Guide & Scout goodies
The Baden-Powell family
The Left Handshake
Chief Commissioner's Standard
Victorian State Standard
Western Border Region
Western Plains Region
The Australian Badge Club
In 1888 B-P returned to South Africa as aide-de-camp to his uncle, General Henry A. Smyth, and soon afterwards trouble broke out with the Zulus under their Chief Dinuzulu.
This chief was a very clever man, and he had a necklace made of about a thousand wooden beads, which he wore round his neck on state occassions. Dinzulu was six feet seven, so you can imagine the length of the necklace which, when wound twice round his neck, still touched the ground. It was a sacred symbol of the tribe, and was kept in a particular cave and guarded night and day. There was a saying amongst Dinuzulu's warriors that all resistance would end if the necklace was ever stolen.

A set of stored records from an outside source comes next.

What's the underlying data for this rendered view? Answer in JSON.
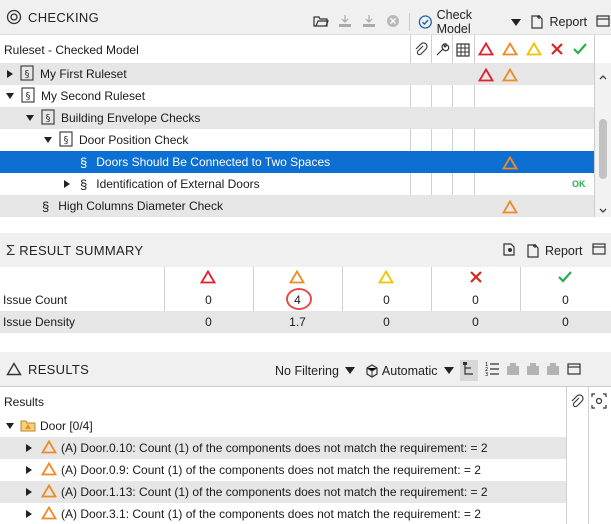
{
  "checking": {
    "title": "CHECKING",
    "check_model_label": "Check Model",
    "report_label": "Report",
    "column_header": "Ruleset - Checked Model",
    "tree": [
      {
        "label": "My First Ruleset",
        "severities": [
          "critical",
          "major"
        ]
      },
      {
        "label": "My Second Ruleset",
        "severities": []
      },
      {
        "label": "Building Envelope Checks",
        "severities": []
      },
      {
        "label": "Door Position Check",
        "severities": []
      },
      {
        "label": "Doors Should Be Connected to Two Spaces",
        "severities": [
          "major"
        ]
      },
      {
        "label": "Identification of External Doors",
        "ok_badge": "OK"
      },
      {
        "label": "High Columns Diameter Check",
        "severities": [
          "major"
        ]
      }
    ]
  },
  "summary": {
    "title": "RESULT SUMMARY",
    "report_label": "Report",
    "rows": [
      {
        "label": "Issue Count",
        "values": [
          "0",
          "4",
          "0",
          "0",
          "0"
        ]
      },
      {
        "label": "Issue Density",
        "values": [
          "0",
          "1.7",
          "0",
          "0",
          "0"
        ]
      }
    ]
  },
  "results": {
    "title": "RESULTS",
    "filter_label": "No Filtering",
    "mode_label": "Automatic",
    "column_header": "Results",
    "group_label": "Door [0/4]",
    "items": [
      {
        "label": "(A) Door.0.10: Count (1) of the components does not match the requirement: = 2"
      },
      {
        "label": "(A) Door.0.9: Count (1) of the components does not match the requirement: = 2"
      },
      {
        "label": "(A) Door.1.13: Count (1) of the components does not match the requirement: = 2"
      },
      {
        "label": "(A) Door.3.1: Count (1) of the components does not match the requirement: = 2"
      }
    ]
  },
  "colors": {
    "critical": "#e0202a",
    "major": "#f08a24",
    "minor": "#f2c200",
    "rejected": "#d9261c",
    "accepted": "#22b14c",
    "selection": "#0c6fd1"
  }
}
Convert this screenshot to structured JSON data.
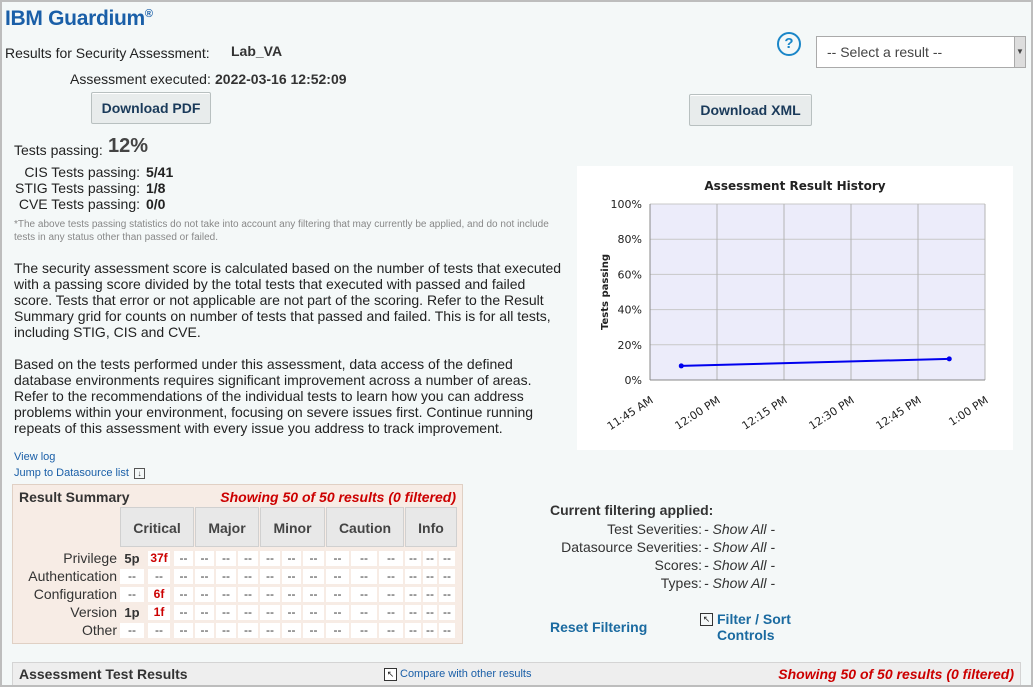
{
  "header": {
    "logo": "IBM Guardium",
    "logo_mark": "®",
    "results_for_label": "Results for Security Assessment:",
    "assessment_name": "Lab_VA",
    "executed_label": "Assessment executed:",
    "executed_value": "2022-03-16 12:52:09",
    "help_glyph": "?",
    "select_placeholder": "-- Select a result --"
  },
  "buttons": {
    "download_pdf": "Download PDF",
    "download_xml": "Download XML"
  },
  "stats": {
    "tests_passing_label": "Tests passing:",
    "tests_passing_value": "12%",
    "cis_label": "CIS Tests passing:",
    "cis_value": "5/41",
    "stig_label": "STIG Tests passing:",
    "stig_value": "1/8",
    "cve_label": "CVE Tests passing:",
    "cve_value": "0/0",
    "note": "*The above tests passing statistics do not take into account any filtering that may currently be applied, and do not include tests in any status other than passed or failed."
  },
  "description": {
    "p1": "The security assessment score is calculated based on the number of tests that executed with a passing score divided by the total tests that executed with passed and failed score. Tests that error or not applicable are not part of the scoring. Refer to the Result Summary grid for counts on number of tests that passed and failed. This is for all tests, including STIG, CIS and CVE.",
    "p2": "Based on the tests performed under this assessment, data access of the defined database environments requires significant improvement across a number of areas. Refer to the recommendations of the individual tests to learn how you can address problems within your environment, focusing on severe issues first. Continue running repeats of this assessment with every issue you address to track improvement."
  },
  "links": {
    "view_log": "View log",
    "jump_datasource": "Jump to Datasource list"
  },
  "summary": {
    "title": "Result Summary",
    "showing": "Showing 50 of 50 results (0 filtered)",
    "columns": [
      "Critical",
      "Major",
      "Minor",
      "Caution",
      "Info"
    ],
    "rows": [
      {
        "label": "Privilege",
        "cells": [
          "5p",
          "37f",
          "--",
          "--",
          "--",
          "--",
          "--",
          "--",
          "--",
          "--",
          "--",
          "--",
          "--",
          "--",
          "--"
        ]
      },
      {
        "label": "Authentication",
        "cells": [
          "--",
          "--",
          "--",
          "--",
          "--",
          "--",
          "--",
          "--",
          "--",
          "--",
          "--",
          "--",
          "--",
          "--",
          "--"
        ]
      },
      {
        "label": "Configuration",
        "cells": [
          "--",
          "6f",
          "--",
          "--",
          "--",
          "--",
          "--",
          "--",
          "--",
          "--",
          "--",
          "--",
          "--",
          "--",
          "--"
        ]
      },
      {
        "label": "Version",
        "cells": [
          "1p",
          "1f",
          "--",
          "--",
          "--",
          "--",
          "--",
          "--",
          "--",
          "--",
          "--",
          "--",
          "--",
          "--",
          "--"
        ]
      },
      {
        "label": "Other",
        "cells": [
          "--",
          "--",
          "--",
          "--",
          "--",
          "--",
          "--",
          "--",
          "--",
          "--",
          "--",
          "--",
          "--",
          "--",
          "--"
        ]
      }
    ]
  },
  "filtering": {
    "title": "Current filtering applied:",
    "items": [
      {
        "label": "Test Severities:",
        "value": "- Show All -"
      },
      {
        "label": "Datasource Severities:",
        "value": "- Show All -"
      },
      {
        "label": "Scores:",
        "value": "- Show All -"
      },
      {
        "label": "Types:",
        "value": "- Show All -"
      }
    ],
    "reset": "Reset Filtering",
    "filter_sort_1": "Filter / Sort",
    "filter_sort_2": "Controls"
  },
  "results_bar": {
    "title": "Assessment Test Results",
    "compare": "Compare with other results",
    "showing": "Showing 50 of 50 results (0 filtered)"
  },
  "colors": {
    "brand": "#1a5fa8",
    "line": "#0000ee",
    "plot_bg": "#ececfa",
    "fail": "#cc0000"
  },
  "chart_data": {
    "type": "line",
    "title": "Assessment Result History",
    "xlabel": "",
    "ylabel": "Tests passing",
    "x_ticks": [
      "11:45 AM",
      "12:00 PM",
      "12:15 PM",
      "12:30 PM",
      "12:45 PM",
      "1:00 PM"
    ],
    "y_ticks": [
      "0%",
      "20%",
      "40%",
      "60%",
      "80%",
      "100%"
    ],
    "ylim": [
      0,
      100
    ],
    "x_range": [
      "11:45 AM",
      "1:00 PM"
    ],
    "grid": true,
    "series": [
      {
        "points": [
          {
            "x": "11:52 AM",
            "y": 8
          },
          {
            "x": "12:52 PM",
            "y": 12
          }
        ]
      }
    ]
  }
}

B-P got to hear of this, and all through the campaign he hoped he would have the luck to capture the Great Chief himself and get his necklace.
There were many dangers during this fighting with the Zulu warriors, for they were not only clever in knowing every inch of their wild country, but they could hide themselves like wild animals, and would lie in wait and ambush the men looking for them. So our soldiers, and B-P in particular as their leader, had to be tremendously alert, quick of eye and foot, and also immensely brave, penetrating into that unknown bit of country.
B-P and his men combed the mountainsides. They found improvised forts and innumerable huts, all indicating that a very large force had been camping there. He found weapons in some of the forts and trinkets left behind. In the largest, he came upon a long rope of curiously carved wooden beads. Only a great chieftain would have possessed such an impressive necklace; B-P was convinced that it had belonged to Dinuxulu himself. He put it in his pocket as a trophy, little realising then, to what use he would put the strange beads in the future.
The first scoutmasters' training camp held at Gilwell Park in England started on 8th September, 1919. It followed the pattern B-P had used with boys on Brownsea Island 12 years before. The patrol system was again put to the test with the 19 participants divided into patrols and living a patrol life.
What should these men be given as a token of having finished their training camp? The usual and obvious things would be some kind of certificate, but B-P did not care for certificates.
He rummaged among his trophies and souvenirs for a suggestion and pulled out the long string of wooden beads he had found in Dinuzulu's deserted hut. He presented each man who had taken part in the camp with one of the beads.
These simple wooden beads signifying the completion of the training course soon became one of the most highly prized possessions a scoutmaster could want. The beads gave the training its name of the Wood Badge Course.